Part 2: Preparing Turf, Plants and Trees for Cold-Weather Conditions
Part 3: Include Crew Preparation in Fall, Winter Planning
Part 4: Products: Grounds Management
By Dan Hounsell, Editor
May 2014 -
Grounds Management Article Use Policy
The arrival of warmer weather — or the pending arrival, depending on the part of the country — means grounds operations in institutional and commercial facilities are entering their most active phase. Grounds crews are focused on the mowers, utility vehicles, skid steers, and smaller pieces of equipment they will use to maintain turf, trim, edge, and plant. Operators have tuned up mowers, mechanics have inspected and repaired utility vehicles, and a host of attachments are ready to handle their specialized tasks.

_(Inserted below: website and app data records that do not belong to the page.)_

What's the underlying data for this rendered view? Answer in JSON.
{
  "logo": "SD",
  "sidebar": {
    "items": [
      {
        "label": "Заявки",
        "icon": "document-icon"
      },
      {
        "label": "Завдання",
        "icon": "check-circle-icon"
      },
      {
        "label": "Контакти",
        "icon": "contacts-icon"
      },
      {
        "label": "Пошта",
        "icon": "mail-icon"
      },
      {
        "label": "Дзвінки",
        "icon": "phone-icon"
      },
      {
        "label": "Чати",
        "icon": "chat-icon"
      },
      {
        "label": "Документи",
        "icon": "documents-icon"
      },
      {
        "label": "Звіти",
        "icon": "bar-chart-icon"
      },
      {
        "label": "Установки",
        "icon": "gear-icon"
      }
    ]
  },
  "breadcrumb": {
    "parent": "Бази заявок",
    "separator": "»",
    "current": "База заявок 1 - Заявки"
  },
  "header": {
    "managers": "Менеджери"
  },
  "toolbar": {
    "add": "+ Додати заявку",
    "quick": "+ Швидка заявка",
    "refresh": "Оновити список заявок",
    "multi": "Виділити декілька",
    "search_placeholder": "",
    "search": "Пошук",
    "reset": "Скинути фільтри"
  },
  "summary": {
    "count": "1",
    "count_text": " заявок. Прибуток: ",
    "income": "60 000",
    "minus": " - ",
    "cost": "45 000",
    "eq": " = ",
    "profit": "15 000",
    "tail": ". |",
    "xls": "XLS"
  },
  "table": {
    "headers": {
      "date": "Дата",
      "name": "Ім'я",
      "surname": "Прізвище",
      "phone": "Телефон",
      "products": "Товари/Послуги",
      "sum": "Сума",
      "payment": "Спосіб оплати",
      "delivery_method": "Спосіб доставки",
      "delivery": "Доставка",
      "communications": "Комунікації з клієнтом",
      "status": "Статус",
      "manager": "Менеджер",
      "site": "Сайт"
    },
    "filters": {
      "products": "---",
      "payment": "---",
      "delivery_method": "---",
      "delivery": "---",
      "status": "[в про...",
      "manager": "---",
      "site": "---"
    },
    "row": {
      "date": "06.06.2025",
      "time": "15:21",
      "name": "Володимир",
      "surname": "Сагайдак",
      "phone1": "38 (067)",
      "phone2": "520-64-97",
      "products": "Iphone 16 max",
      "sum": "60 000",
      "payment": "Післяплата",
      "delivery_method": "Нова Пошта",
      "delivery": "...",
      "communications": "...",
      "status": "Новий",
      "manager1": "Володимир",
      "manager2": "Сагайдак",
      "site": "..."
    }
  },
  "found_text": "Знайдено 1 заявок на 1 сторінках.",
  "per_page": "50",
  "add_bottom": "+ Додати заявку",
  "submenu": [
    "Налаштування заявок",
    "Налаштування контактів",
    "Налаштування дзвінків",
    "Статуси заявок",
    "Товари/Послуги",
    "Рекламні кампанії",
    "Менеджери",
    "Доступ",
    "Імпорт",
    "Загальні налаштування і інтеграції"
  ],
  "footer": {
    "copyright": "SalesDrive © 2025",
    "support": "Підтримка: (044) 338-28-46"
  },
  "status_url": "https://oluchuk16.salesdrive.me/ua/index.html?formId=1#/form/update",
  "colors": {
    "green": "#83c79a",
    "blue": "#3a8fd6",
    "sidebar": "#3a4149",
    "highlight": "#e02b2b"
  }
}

For most grounds managers, however, warmer weather also means it is time to start preparing the department for the cooler weather of fall and, all too soon, winter. Beyond decisions on equipment repair or replacement, managers now are beginning to make certain that crews and the landscapes themselves will be ready for whatever winter brings.
Equipment is the lifeblood of most grounds departments, so managers tend to begin their preparation for colder weather by focusing on key equipment that crews will use to carry their most difficult tasks. In many departments, the groundwork for summer planning and preparation starts the previous winter.

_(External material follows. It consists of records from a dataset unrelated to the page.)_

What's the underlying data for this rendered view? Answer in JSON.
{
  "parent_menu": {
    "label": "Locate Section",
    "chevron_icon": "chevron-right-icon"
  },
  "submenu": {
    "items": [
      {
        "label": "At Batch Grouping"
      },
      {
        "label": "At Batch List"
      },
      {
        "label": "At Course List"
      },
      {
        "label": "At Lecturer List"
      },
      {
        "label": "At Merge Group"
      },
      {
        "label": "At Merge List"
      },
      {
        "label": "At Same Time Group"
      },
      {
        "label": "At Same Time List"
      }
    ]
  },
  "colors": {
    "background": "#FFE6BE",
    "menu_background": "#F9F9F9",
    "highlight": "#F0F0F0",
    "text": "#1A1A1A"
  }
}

"What we did after each snow event, particularly in Michigan, we would have a recap meeting," says Gerry Dobbs, park services superintendent with the Cordova Recreation and Park District in Rancho Cordova, Calif., who also worked at Michigan State University. "We'd discuss what worked well and what did not work well in terms of the processes and the equipment. Do we need replacements? Do we need to make adaptations? If so, we have to give the mechanics time enough to make those adaptations."
In essence, preparation for winter can become nearly a year-round process.
"I like to start thinking about preparation for winter in the summertime," Dobbs says. "We look at all of our equipment, and we start reviewing our snow-removal plan. Then as we get closer to fall, we'd have an equipment roundup. The mechanics would come in over the weekend and bring in all of the snow plows and trucks and other equipment to get them ready for snow removal."
Equipment considerations go beyond determining the condition of existing units. Managers also can start to get a better handle on the possibility of replacing outdated or rundown and inefficient equipment, as well as supplementing the department's equipment arsenal with new units that perform different functions. Such big-ticket decisions require a strategic approach.
"Each place I've worked at, we've developed an equipment inventory, which has not only model numbers and serial numbers but also the purchase date," Dobbs says. "And we record hour-meter readings or odometer readings. We're getting to a point where we're determining the ideal time to replace a piece of equipment before it becomes a liability for us.
"Anytime you deal with a snow emergency or any type of work within landscape maintenance, you have to have reliable equipment that somebody can get in after doing the basic pre-trip inspection and go out and do their job. So we look at a piece of equipment, its age and functionality. If it looks like (maintaining) the piece of equipment is going to cost more than it's actually worth, I recommend getting rid of it and bringing in something new."